* [Work required] This exercise asks for a copy of each line in the records below with the word "card" in it.

Entries from a dataset of interfaces:
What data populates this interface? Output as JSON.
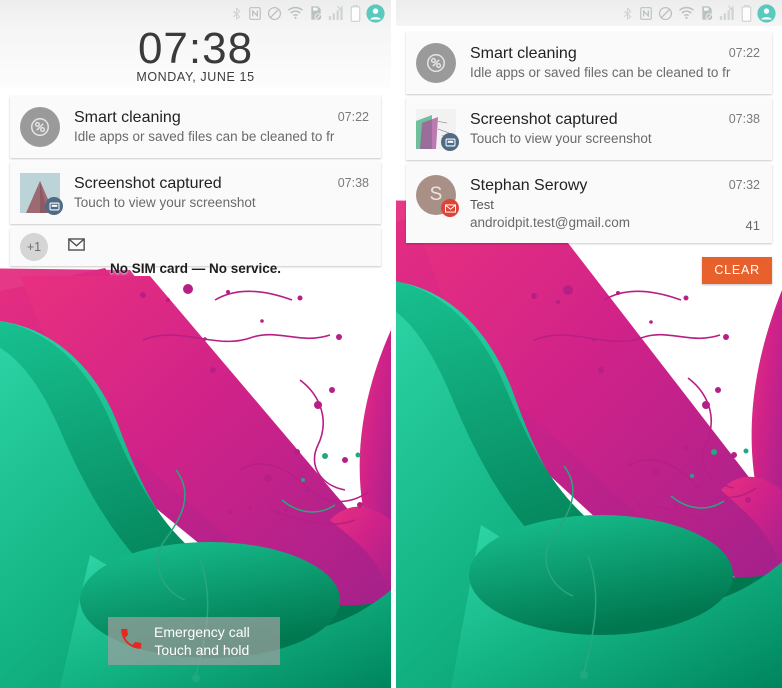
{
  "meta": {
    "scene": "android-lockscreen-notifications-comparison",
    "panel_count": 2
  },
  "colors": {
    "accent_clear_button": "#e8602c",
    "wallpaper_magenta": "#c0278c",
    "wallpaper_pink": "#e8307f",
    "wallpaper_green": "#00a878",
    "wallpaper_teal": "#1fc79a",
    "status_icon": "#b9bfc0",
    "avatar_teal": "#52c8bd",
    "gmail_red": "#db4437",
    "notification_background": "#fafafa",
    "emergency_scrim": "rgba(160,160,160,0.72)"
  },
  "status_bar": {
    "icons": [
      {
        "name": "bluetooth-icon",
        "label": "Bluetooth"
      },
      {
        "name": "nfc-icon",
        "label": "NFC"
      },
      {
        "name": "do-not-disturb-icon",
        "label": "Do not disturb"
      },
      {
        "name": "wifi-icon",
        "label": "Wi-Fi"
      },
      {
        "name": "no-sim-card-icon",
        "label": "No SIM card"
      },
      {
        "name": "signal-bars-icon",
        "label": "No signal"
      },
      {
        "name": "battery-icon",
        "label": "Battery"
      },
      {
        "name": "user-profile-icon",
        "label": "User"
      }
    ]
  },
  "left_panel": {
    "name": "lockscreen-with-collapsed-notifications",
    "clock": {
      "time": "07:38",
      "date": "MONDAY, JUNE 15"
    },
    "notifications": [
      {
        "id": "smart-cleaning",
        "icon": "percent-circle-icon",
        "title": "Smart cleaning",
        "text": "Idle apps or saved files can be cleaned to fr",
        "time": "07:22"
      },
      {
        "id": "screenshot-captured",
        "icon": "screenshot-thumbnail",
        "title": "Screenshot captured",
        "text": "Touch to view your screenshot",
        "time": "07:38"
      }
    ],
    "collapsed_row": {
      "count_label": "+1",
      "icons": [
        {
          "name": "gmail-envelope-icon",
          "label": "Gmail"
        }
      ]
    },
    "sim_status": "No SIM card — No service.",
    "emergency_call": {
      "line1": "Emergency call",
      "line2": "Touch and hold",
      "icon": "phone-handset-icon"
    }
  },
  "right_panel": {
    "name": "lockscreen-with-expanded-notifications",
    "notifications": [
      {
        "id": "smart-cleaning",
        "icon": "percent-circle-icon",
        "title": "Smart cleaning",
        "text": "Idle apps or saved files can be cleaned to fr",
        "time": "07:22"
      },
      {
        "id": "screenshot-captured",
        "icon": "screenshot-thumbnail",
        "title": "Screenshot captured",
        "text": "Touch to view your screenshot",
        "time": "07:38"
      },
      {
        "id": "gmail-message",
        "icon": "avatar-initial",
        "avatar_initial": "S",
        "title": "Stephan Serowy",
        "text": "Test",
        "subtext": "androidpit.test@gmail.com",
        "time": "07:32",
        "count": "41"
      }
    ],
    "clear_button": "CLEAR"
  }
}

* [Problem solution]
        "name": "no-sim-card-icon",
        "label": "No SIM card"
    "sim_status": "No SIM card — No service.",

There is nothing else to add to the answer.